After a couple of years of investments and no painful cuts, the Duluth school district once again faces familiar deficit territory.
About $3.3 million in costs must be eliminated from an $85 million unrestricted general fund budget for next year, a number not seen since planning for the 2014 budget.
The Duluth School Board heard from district administrators Tuesday night about the preliminary budget, which they'll vote on in March so staffing decisions can begin. A final budget will be up for approval in June.
While the past few years have seen a surplus for the district, Superintendent Bill Gronseth said "expenses have finally caught up to us, and we knew they would because our increases haven't kept up with the percentage increase of expenses."
That's why when the 2013 operating levy was approved, investments were conservative, he said. That annual money still will be used for the things it was intended: maintaining class size reductions after record highs and working on student achievement. But it's not likely that class sizes will be reduced further, Gronseth said.
The deficit was created largely through declining enrollment. More than $500,000 of it is a holdover from fewer students related to this year's budget; enrollment projections for this year were off by 85 pupil units, a weighted enrollment measure of students. Another $1.6 million in enrollment reduction is projected for next year, with an estimated loss of 140 pupil units. That loss of student revenue could mean some teacher layoffs. The state allocates money to school districts based on their numbers of students.

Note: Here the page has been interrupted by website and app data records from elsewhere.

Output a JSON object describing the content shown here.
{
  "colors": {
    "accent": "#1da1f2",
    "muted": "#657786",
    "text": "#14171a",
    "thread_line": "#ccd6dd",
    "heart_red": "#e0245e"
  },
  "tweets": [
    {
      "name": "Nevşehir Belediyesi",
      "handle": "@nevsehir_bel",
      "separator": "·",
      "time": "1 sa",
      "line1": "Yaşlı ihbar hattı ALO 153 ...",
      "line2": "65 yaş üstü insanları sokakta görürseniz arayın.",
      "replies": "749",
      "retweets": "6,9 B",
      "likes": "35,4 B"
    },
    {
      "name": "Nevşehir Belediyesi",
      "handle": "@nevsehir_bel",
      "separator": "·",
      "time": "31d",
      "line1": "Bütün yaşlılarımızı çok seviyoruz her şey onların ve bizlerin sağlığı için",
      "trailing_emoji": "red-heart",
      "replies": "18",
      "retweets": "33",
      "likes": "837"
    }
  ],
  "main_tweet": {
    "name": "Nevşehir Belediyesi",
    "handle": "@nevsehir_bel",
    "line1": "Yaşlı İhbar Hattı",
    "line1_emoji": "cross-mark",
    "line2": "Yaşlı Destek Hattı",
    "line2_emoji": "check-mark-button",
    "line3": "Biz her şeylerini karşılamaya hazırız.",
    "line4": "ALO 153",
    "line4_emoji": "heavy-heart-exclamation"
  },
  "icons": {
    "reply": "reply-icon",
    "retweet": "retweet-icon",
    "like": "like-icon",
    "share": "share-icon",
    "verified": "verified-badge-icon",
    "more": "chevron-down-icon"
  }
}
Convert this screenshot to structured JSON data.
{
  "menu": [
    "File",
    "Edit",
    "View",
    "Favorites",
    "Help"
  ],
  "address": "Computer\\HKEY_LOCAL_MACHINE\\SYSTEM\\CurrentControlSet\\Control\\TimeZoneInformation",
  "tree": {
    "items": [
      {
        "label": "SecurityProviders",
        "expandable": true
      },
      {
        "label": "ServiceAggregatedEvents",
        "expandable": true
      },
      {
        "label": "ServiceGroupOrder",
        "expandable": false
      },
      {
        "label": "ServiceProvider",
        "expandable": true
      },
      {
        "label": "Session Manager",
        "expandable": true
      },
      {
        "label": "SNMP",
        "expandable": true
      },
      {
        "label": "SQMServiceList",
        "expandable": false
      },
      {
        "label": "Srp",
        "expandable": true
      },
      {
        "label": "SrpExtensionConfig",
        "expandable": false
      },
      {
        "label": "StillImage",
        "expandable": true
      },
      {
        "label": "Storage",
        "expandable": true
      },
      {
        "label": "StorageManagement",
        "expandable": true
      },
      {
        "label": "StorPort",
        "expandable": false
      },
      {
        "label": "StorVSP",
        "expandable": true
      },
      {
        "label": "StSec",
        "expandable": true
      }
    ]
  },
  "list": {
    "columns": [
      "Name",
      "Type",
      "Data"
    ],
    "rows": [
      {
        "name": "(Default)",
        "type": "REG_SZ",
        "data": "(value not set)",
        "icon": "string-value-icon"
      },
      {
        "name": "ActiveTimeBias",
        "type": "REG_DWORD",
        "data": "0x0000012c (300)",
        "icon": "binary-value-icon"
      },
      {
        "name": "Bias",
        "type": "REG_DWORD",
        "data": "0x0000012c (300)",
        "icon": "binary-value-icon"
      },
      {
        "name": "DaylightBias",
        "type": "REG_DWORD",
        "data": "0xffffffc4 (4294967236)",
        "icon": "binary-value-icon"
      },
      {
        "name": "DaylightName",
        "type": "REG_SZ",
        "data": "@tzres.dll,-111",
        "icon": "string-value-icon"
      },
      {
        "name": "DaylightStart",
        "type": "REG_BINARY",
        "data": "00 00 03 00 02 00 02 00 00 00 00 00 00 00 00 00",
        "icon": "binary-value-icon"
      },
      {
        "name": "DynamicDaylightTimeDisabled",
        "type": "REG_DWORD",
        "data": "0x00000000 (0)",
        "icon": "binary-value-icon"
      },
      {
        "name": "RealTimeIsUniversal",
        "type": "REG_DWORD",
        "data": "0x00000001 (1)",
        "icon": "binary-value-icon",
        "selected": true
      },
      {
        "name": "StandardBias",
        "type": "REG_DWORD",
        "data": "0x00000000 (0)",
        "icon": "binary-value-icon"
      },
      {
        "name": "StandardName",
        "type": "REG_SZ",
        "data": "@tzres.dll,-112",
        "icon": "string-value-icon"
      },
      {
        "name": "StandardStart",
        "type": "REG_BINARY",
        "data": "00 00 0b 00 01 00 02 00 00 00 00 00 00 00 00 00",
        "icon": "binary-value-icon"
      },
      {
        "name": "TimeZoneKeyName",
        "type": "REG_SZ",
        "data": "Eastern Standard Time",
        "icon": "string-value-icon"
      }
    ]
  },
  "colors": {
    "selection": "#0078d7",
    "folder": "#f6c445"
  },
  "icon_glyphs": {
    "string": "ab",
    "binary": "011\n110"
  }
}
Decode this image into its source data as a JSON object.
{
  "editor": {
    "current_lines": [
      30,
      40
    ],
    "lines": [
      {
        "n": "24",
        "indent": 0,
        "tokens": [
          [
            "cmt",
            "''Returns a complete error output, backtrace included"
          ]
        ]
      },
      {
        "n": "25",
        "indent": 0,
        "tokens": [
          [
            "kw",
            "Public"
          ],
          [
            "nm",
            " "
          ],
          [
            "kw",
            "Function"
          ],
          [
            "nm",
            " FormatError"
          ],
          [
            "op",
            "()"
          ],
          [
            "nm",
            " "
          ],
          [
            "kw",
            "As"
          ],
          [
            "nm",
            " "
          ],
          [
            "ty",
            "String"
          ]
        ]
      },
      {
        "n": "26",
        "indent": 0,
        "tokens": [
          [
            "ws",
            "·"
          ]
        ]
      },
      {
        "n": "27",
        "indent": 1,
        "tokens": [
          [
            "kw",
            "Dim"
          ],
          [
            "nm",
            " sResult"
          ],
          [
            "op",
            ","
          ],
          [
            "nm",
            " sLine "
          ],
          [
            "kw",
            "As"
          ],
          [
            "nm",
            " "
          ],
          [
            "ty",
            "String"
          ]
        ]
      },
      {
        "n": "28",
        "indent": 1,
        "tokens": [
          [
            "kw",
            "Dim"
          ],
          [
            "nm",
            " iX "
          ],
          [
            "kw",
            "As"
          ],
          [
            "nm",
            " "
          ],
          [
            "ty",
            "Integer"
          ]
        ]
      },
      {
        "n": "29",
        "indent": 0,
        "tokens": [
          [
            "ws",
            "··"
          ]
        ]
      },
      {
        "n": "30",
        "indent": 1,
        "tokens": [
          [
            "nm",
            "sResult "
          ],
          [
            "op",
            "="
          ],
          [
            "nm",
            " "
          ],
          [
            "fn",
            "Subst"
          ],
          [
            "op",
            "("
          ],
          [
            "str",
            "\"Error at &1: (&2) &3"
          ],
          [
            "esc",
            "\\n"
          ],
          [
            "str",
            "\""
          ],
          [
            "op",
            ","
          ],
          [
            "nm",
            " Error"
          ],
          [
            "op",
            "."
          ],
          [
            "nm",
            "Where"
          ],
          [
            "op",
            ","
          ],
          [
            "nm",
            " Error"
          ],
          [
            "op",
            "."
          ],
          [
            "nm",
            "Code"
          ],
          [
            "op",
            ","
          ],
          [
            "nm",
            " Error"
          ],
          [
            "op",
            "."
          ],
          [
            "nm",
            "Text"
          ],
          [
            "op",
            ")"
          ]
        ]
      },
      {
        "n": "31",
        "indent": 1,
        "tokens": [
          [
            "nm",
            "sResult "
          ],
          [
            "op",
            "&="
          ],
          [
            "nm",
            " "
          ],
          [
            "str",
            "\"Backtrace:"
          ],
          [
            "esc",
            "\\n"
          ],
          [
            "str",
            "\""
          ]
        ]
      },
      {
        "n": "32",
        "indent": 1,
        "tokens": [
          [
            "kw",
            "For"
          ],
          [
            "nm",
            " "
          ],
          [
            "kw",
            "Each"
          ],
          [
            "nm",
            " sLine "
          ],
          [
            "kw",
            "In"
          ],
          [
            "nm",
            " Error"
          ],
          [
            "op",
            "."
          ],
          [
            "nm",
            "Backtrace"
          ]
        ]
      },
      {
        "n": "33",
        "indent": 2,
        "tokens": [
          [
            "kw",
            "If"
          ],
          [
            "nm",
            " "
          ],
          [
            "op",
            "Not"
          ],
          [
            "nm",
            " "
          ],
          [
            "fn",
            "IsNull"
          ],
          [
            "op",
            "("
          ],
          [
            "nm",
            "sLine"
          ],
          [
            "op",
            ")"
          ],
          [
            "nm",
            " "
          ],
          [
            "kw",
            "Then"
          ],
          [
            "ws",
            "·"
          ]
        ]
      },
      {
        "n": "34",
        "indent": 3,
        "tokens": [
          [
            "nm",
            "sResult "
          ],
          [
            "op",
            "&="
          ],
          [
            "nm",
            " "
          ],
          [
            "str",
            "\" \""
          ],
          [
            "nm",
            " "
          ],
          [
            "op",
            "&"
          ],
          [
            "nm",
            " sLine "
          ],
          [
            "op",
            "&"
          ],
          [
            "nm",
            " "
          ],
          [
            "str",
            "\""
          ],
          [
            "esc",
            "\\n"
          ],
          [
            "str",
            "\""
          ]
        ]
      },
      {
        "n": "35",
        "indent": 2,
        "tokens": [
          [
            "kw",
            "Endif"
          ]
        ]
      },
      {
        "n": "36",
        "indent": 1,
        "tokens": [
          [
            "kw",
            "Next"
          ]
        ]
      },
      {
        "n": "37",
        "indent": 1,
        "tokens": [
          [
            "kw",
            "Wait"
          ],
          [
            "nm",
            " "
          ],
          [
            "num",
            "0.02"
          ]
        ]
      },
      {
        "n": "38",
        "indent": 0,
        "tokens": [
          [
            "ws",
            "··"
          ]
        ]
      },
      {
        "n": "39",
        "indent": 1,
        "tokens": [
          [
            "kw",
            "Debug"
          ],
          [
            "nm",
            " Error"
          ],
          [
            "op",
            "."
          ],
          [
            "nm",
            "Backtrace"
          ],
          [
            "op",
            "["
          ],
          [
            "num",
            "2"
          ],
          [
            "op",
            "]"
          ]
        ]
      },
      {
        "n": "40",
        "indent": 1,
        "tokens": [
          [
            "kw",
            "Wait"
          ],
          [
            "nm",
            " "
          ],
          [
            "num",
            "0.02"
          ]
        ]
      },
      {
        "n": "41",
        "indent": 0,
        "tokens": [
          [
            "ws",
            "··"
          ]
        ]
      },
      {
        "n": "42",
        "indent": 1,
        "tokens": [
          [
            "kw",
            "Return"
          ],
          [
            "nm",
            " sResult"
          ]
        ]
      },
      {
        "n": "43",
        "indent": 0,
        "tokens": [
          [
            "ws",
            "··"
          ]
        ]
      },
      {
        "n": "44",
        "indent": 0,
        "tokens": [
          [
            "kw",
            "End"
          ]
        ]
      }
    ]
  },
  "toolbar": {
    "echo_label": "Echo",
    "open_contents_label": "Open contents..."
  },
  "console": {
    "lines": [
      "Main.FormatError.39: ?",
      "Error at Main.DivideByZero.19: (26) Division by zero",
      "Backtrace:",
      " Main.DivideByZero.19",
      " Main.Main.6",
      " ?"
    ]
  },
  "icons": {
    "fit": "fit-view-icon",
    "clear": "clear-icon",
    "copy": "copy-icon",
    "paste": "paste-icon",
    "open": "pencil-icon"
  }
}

Overall, the district - which has experienced declining enrollment for more than 20 years - lost nearly 2.5 percent of its students between October 2014 and October 2015, with the largest decrease seen in elementary schools.
While an increase to the state per-pupil funding formula next year adds more than $1 million to the budget, the district will add $1.5 million to teacher salaries. Those increases come from contract stipulations and pay raises for things such as experience and education. Other likely expenditure increases come from inflation and projected health care costs - estimated to be 6.5 percent - although that health care number has come in lower than projected in recent years. If nothing is done and state per-pupil aid doesn't increase for the 2018 budget, the deficit could nearly double.
"The focus isn't on the second year out," said business services manager Bill Hanson. "It's just to give you a feel on where we are headed."
While board members for years have talked about reinstating the seventh period at the middle and high schools - cut in 2012 and 2003, respectively - the cost would be about $2.4 million, Gronseth said, and would mean "considerable structural change."
The district has been exploring different types of scheduling that would allow more variety in class choices, such as block scheduling.
No reduction or investment options were proposed to the board Tuesday, with work beginning this week on a plan to balance the budget.
The 2014 and 2013 budgets both dealt with more than $3 million in reductions, and in 2012 cuts totalled $6 million.